Assignment: Repeat each entry verbatim.

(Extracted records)
== Segment start ==
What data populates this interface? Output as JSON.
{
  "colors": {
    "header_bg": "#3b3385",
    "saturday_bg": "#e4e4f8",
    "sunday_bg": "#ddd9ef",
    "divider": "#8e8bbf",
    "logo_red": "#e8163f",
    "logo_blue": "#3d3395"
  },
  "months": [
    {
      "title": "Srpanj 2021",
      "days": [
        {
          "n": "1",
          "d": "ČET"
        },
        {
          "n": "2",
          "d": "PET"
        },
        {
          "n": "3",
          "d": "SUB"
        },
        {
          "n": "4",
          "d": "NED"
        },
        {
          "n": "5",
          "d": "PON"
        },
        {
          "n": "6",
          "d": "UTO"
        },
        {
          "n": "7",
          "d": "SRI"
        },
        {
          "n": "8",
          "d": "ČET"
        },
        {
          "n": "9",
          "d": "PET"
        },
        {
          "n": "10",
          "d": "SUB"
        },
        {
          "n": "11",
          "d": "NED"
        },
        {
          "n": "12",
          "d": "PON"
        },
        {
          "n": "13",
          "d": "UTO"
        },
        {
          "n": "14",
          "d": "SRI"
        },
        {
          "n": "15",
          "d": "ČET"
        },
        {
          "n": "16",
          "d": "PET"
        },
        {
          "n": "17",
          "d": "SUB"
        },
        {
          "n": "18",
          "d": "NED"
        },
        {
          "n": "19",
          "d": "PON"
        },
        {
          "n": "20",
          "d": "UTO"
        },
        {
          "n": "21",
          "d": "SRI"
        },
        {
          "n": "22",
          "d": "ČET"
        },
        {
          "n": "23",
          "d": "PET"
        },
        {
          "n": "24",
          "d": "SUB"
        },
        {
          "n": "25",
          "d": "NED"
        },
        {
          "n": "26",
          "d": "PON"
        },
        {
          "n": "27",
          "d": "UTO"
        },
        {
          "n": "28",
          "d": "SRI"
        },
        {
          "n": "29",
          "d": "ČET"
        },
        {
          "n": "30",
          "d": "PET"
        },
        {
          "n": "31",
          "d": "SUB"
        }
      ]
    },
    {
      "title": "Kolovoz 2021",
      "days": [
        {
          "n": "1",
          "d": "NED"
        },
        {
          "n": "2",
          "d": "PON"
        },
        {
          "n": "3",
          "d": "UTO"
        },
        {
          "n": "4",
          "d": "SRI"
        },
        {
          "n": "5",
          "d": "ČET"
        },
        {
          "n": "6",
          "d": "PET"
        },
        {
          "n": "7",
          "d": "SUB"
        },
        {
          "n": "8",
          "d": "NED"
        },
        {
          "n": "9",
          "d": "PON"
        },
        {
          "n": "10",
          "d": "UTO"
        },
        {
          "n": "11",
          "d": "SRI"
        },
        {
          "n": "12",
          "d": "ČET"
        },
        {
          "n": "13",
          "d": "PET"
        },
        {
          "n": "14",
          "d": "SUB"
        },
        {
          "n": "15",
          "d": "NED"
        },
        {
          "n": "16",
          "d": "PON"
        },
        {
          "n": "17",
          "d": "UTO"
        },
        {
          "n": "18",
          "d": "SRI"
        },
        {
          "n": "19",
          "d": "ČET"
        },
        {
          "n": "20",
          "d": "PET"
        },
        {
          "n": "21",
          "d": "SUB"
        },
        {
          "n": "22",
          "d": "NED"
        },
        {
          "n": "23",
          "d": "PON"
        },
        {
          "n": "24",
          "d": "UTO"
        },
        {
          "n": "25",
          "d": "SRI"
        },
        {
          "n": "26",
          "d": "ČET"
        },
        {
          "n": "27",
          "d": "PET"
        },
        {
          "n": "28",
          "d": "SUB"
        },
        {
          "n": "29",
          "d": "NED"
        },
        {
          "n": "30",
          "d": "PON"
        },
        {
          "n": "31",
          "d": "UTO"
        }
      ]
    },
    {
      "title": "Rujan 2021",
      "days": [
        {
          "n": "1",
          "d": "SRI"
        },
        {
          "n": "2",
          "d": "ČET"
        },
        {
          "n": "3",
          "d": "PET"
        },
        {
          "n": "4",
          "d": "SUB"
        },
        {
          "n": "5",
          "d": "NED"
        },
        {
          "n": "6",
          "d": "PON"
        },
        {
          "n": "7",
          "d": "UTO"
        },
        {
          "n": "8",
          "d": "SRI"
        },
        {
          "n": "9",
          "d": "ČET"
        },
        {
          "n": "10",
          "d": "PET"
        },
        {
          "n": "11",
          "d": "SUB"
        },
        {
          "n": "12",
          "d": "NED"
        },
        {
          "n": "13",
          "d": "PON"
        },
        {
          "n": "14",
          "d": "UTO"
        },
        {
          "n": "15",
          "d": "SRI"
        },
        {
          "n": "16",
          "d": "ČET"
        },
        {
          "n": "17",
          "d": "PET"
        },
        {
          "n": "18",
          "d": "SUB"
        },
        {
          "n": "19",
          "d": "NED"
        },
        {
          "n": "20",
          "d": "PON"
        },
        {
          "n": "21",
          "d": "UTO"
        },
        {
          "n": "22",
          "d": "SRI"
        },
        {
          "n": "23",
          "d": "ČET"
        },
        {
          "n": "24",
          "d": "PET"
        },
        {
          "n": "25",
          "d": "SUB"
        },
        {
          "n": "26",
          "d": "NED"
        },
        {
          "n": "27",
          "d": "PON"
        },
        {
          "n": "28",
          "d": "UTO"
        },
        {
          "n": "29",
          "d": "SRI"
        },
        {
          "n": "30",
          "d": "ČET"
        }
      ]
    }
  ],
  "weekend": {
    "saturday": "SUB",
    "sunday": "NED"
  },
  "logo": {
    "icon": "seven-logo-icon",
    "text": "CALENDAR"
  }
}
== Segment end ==
Response to this exercise:
What data populates this interface? Output as JSON.
{
  "colors": {
    "header_bg": "#3b3385",
    "saturday_bg": "#e4e4f8",
    "sunday_bg": "#ddd9ef",
    "divider": "#8e8bbf",
    "logo_red": "#e8163f",
    "logo_blue": "#3d3395"
  },
  "months": [
    {
      "title": "Srpanj 2021",
      "days": [
        {
          "n": "1",
          "d": "ČET"
        },
        {
          "n": "2",
          "d": "PET"
        },
        {
          "n": "3",
          "d": "SUB"
        },
        {
          "n": "4",
          "d": "NED"
        },
        {
          "n": "5",
          "d": "PON"
        },
        {
          "n": "6",
          "d": "UTO"
        },
        {
          "n": "7",
          "d": "SRI"
        },
        {
          "n": "8",
          "d": "ČET"
        },
        {
          "n": "9",
          "d": "PET"
        },
        {
          "n": "10",
          "d": "SUB"
        },
        {
          "n": "11",
          "d": "NED"
        },
        {
          "n": "12",
          "d": "PON"
        },
        {
          "n": "13",
          "d": "UTO"
        },
        {
          "n": "14",
          "d": "SRI"
        },
        {
          "n": "15",
          "d": "ČET"
        },
        {
          "n": "16",
          "d": "PET"
        },
        {
          "n": "17",
          "d": "SUB"
        },
        {
          "n": "18",
          "d": "NED"
        },
        {
          "n": "19",
          "d": "PON"
        },
        {
          "n": "20",
          "d": "UTO"
        },
        {
          "n": "21",
          "d": "SRI"
        },
        {
          "n": "22",
          "d": "ČET"
        },
        {
          "n": "23",
          "d": "PET"
        },
        {
          "n": "24",
          "d": "SUB"
        },
        {
          "n": "25",
          "d": "NED"
        },
        {
          "n": "26",
          "d": "PON"
        },
        {
          "n": "27",
          "d": "UTO"
        },
        {
          "n": "28",
          "d": "SRI"
        },
        {
          "n": "29",
          "d": "ČET"
        },
        {
          "n": "30",
          "d": "PET"
        },
        {
          "n": "31",
          "d": "SUB"
        }
      ]
    },
    {
      "title": "Kolovoz 2021",
      "days": [
        {
          "n": "1",
          "d": "NED"
        },
        {
          "n": "2",
          "d": "PON"
        },
        {
          "n": "3",
          "d": "UTO"
        },
        {
          "n": "4",
          "d": "SRI"
        },
        {
          "n": "5",
          "d": "ČET"
        },
        {
          "n": "6",
          "d": "PET"
        },
        {
          "n": "7",
          "d": "SUB"
        },
        {
          "n": "8",
          "d": "NED"
        },
        {
          "n": "9",
          "d": "PON"
        },
        {
          "n": "10",
          "d": "UTO"
        },
        {
          "n": "11",
          "d": "SRI"
        },
        {
          "n": "12",
          "d": "ČET"
        },
        {
          "n": "13",
          "d": "PET"
        },
        {
          "n": "14",
          "d": "SUB"
        },
        {
          "n": "15",
          "d": "NED"
        },
        {
          "n": "16",
          "d": "PON"
        },
        {
          "n": "17",
          "d": "UTO"
        },
        {
          "n": "18",
          "d": "SRI"
        },
        {
          "n": "19",
          "d": "ČET"
        },
        {
          "n": "20",
          "d": "PET"
        },
        {
          "n": "21",
          "d": "SUB"
        },
        {
          "n": "22",
          "d": "NED"
        },
        {
          "n": "23",
          "d": "PON"
        },
        {
          "n": "24",
          "d": "UTO"
        },
        {
          "n": "25",
          "d": "SRI"
        },
        {
          "n": "26",
          "d": "ČET"
        },
        {
          "n": "27",
          "d": "PET"
        },
        {
          "n": "28",
          "d": "SUB"
        },
        {
          "n": "29",
          "d": "NED"
        },
        {
          "n": "30",
          "d": "PON"
        },
        {
          "n": "31",
          "d": "UTO"
        }
      ]
    },
    {
      "title": "Rujan 2021",
      "days": [
        {
          "n": "1",
          "d": "SRI"
        },
        {
          "n": "2",
          "d": "ČET"
        },
        {
          "n": "3",
          "d": "PET"
        },
        {
          "n": "4",
          "d": "SUB"
        },
        {
          "n": "5",
          "d": "NED"
        },
        {
          "n": "6",
          "d": "PON"
        },
        {
          "n": "7",
          "d": "UTO"
        },
        {
          "n": "8",
          "d": "SRI"
        },
        {
          "n": "9",
          "d": "ČET"
        },
        {
          "n": "10",
          "d": "PET"
        },
        {
          "n": "11",
          "d": "SUB"
        },
        {
          "n": "12",
          "d": "NED"
        },
        {
          "n": "13",
          "d": "PON"
        },
        {
          "n": "14",
          "d": "UTO"
        },
        {
          "n": "15",
          "d": "SRI"
        },
        {
          "n": "16",
          "d": "ČET"
        },
        {
          "n": "17",
          "d": "PET"
        },
        {
          "n": "18",
          "d": "SUB"
        },
        {
          "n": "19",
          "d": "NED"
        },
        {
          "n": "20",
          "d": "PON"
        },
        {
          "n": "21",
          "d": "UTO"
        },
        {
          "n": "22",
          "d": "SRI"
        },
        {
          "n": "23",
          "d": "ČET"
        },
        {
          "n": "24",
          "d": "PET"
        },
        {
          "n": "25",
          "d": "SUB"
        },
        {
          "n": "26",
          "d": "NED"
        },
        {
          "n": "27",
          "d": "PON"
        },
        {
          "n": "28",
          "d": "UTO"
        },
        {
          "n": "29",
          "d": "SRI"
        },
        {
          "n": "30",
          "d": "ČET"
        }
      ]
    }
  ],
  "weekend": {
    "saturday": "SUB",
    "sunday": "NED"
  },
  "logo": {
    "icon": "seven-logo-icon",
    "text": "CALENDAR"
  }
}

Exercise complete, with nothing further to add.